If you or your business has a pattern or color scheme, incorporate that. Even with a photo or color scheme that serves as a visual cue, don’t over-complicate things. Your business cards represent you; they don’t speak for you. You don’t want something that requires people to seek out the information they need. Ultimately, the given information should stop wasting time and accessible so the holder can contact you, not get swept up in the paper.
- Organisations are becoming ever more complicated both in structure and technology
- Owning assets in your individual name
- Paper, stationery, envelopes, post-its, tags, labels
- Start a Beauty Blog
- 3G Capital doesn’t do that. They buy to possess and build
- Rerun all steps in the deployment wizard
- Principle of parity of authority and responsibility
This the first is optional and, admittedly, a bit more expensive. But it’s worth it using contexts. If you attend networking occasions where people trade their info still left and right, something that sticks out sensually can make an enormous difference. If a potential client has 20-plus cards, the sensation of that raised text as they leaf through could make the difference between a connection and the recycling bin.
Then it is your decision to sell yourself on how you can help the start-up be successful.
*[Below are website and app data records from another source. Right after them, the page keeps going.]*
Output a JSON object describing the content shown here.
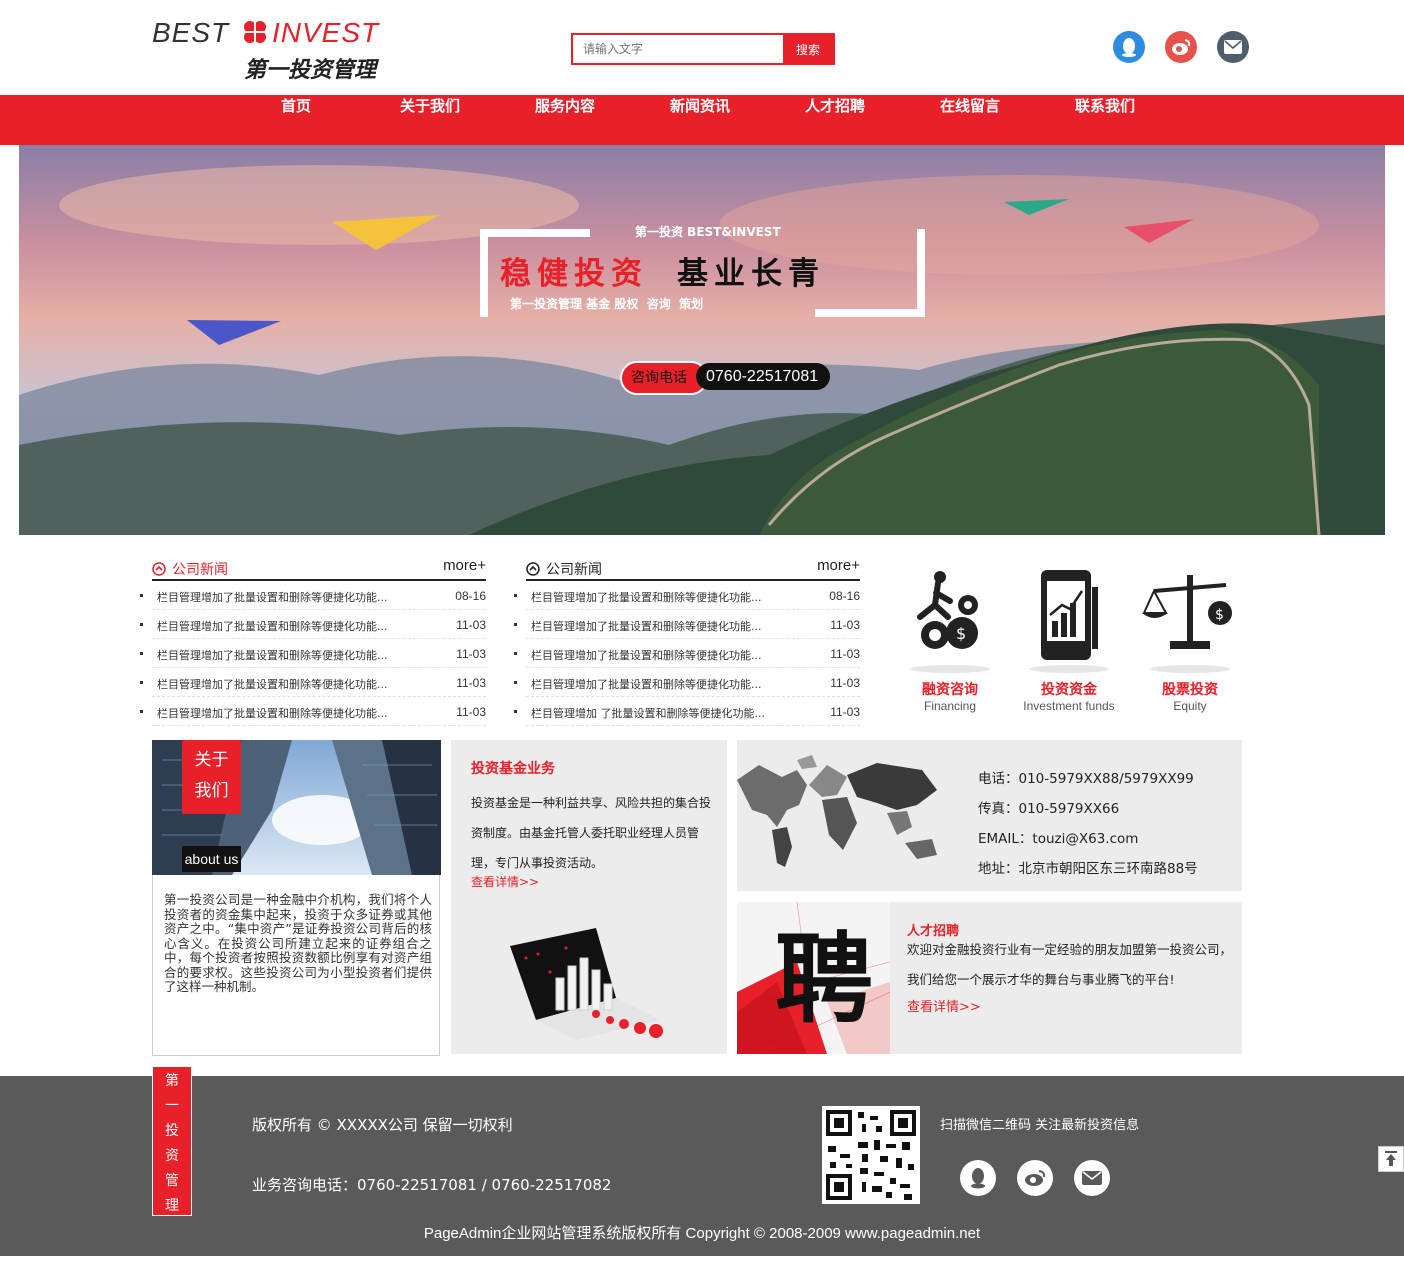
{
  "header": {
    "logo_left": "BEST",
    "logo_right": "INVEST",
    "logo_cn": "第一投资管理",
    "search_placeholder": "请输入文字",
    "search_button": "搜索"
  },
  "nav": [
    "首页",
    "关于我们",
    "服务内容",
    "新闻资讯",
    "人才招聘",
    "在线留言",
    "联系我们"
  ],
  "banner": {
    "tagline": "第一投资 BEST&INVEST",
    "headline_red": "稳健投资",
    "headline_black": "基业长青",
    "subline": "第一投资管理 基金 股权  咨询  策划",
    "hotline_label": "咨询电话",
    "hotline_number": "0760-22517081"
  },
  "news_left": {
    "title": "公司新闻",
    "more": "more+",
    "items": [
      {
        "text": "栏目管理增加了批量设置和删除等便捷化功能...",
        "date": "08-16"
      },
      {
        "text": "栏目管理增加了批量设置和删除等便捷化功能...",
        "date": "11-03"
      },
      {
        "text": "栏目管理增加了批量设置和删除等便捷化功能...",
        "date": "11-03"
      },
      {
        "text": "栏目管理增加了批量设置和删除等便捷化功能...",
        "date": "11-03"
      },
      {
        "text": "栏目管理增加了批量设置和删除等便捷化功能...",
        "date": "11-03"
      }
    ]
  },
  "news_right": {
    "title": "公司新闻",
    "more": "more+",
    "items": [
      {
        "text": "栏目管理增加了批量设置和删除等便捷化功能...",
        "date": "08-16"
      },
      {
        "text": "栏目管理增加了批量设置和删除等便捷化功能...",
        "date": "11-03"
      },
      {
        "text": "栏目管理增加了批量设置和删除等便捷化功能...",
        "date": "11-03"
      },
      {
        "text": "栏目管理增加了批量设置和删除等便捷化功能...",
        "date": "11-03"
      },
      {
        "text": "栏目管理增加 了批量设置和删除等便捷化功能...",
        "date": "11-03"
      }
    ]
  },
  "services": [
    {
      "title": "融资咨询",
      "sub": "Financing",
      "icon": "gears-climber-icon"
    },
    {
      "title": "投资资金",
      "sub": "Investment funds",
      "icon": "phone-chart-icon"
    },
    {
      "title": "股票投资",
      "sub": "Equity",
      "icon": "scales-icon"
    }
  ],
  "about": {
    "label_line1": "关于",
    "label_line2": "我们",
    "label_en": "about us",
    "text": "第一投资公司是一种金融中介机构，我们将个人投资者的资金集中起来，投资于众多证券或其他资产之中。“集中资产”是证券投资公司背后的核心含义。在投资公司所建立起来的证券组合之中，每个投资者按照投资数额比例享有对资产组合的要求权。这些投资公司为小型投资者们提供了这样一种机制。"
  },
  "fund": {
    "title": "投资基金业务",
    "text": "投资基金是一种利益共享、风险共担的集合投资制度。由基金托管人委托职业经理人员管理，专门从事投资活动。",
    "link": "查看详情>>"
  },
  "contact": {
    "phone": "电话：010-5979XX88/5979XX99",
    "fax": "传真：010-5979XX66",
    "email": "EMAIL：touzi@X63.com",
    "address": "地址：北京市朝阳区东三环南路88号"
  },
  "recruit": {
    "title": "人才招聘",
    "text": "欢迎对金融投资行业有一定经验的朋友加盟第一投资公司，我们给您一个展示才华的舞台与事业腾飞的平台!",
    "link": "查看详情>>",
    "glyph": "聘"
  },
  "footer": {
    "vertical_label": [
      "第",
      "一",
      "投",
      "资",
      "管",
      "理"
    ],
    "copyright": "版权所有 © XXXXX公司 保留一切权利",
    "hotline": "业务咨询电话：0760-22517081 / 0760-22517082",
    "qr_text": "扫描微信二维码 关注最新投资信息",
    "bottom": "PageAdmin企业网站管理系统版权所有 Copyright © 2008-2009 www.pageadmin.net"
  },
  "colors": {
    "accent": "#e8202a",
    "footer_bg": "#5a5a5a",
    "panel_bg": "#ececec"
  }
}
Just as there are new companies going after your former employer’s market space, there are also older, more tired companies that are looking and have to get in the overall game” “back again. They are under pressure by investors as well as others to improve profitability or market share or both. Identify these “turn-around” candidates. Who in you network – professional or personal knows people who work for them? Follow the same model. Contact them straight. On the phone. Speak to them. Get a scheduled appointment. Talk with them. And sell yourself.
No you can change them around better than someone who understands the market or product or industry inside away. Every company – not only your former employer – uses suppliers. Nearly everything a company uses – product and service – except their flagship product – or even that – are provided by another company. Who are those suppliers to your industry or market?
Who are the top tier? What are their advantages? Again, use your individual and professional network to find individual real people who work for these suppliers. And again – yes – contact them by telephone and meet with them straight. To market yourself. No e-mails. No resumes. You can be THEIR competitive benefit. Consultants. Companies love them.
Companies hat them. Find out whom the business lead, second and third tier consultants are to your industry, market or product. Research them. Learn whatever you can about them. What are their strengths? Next find real people in those consulting firms through your network – both professional and personal. Look for at least two – three – live contacts in each talking to company ideally. And contact them directly. Like the others, they’ll say they may be too busy to talk to you so be direct and be consistent – but stay with it.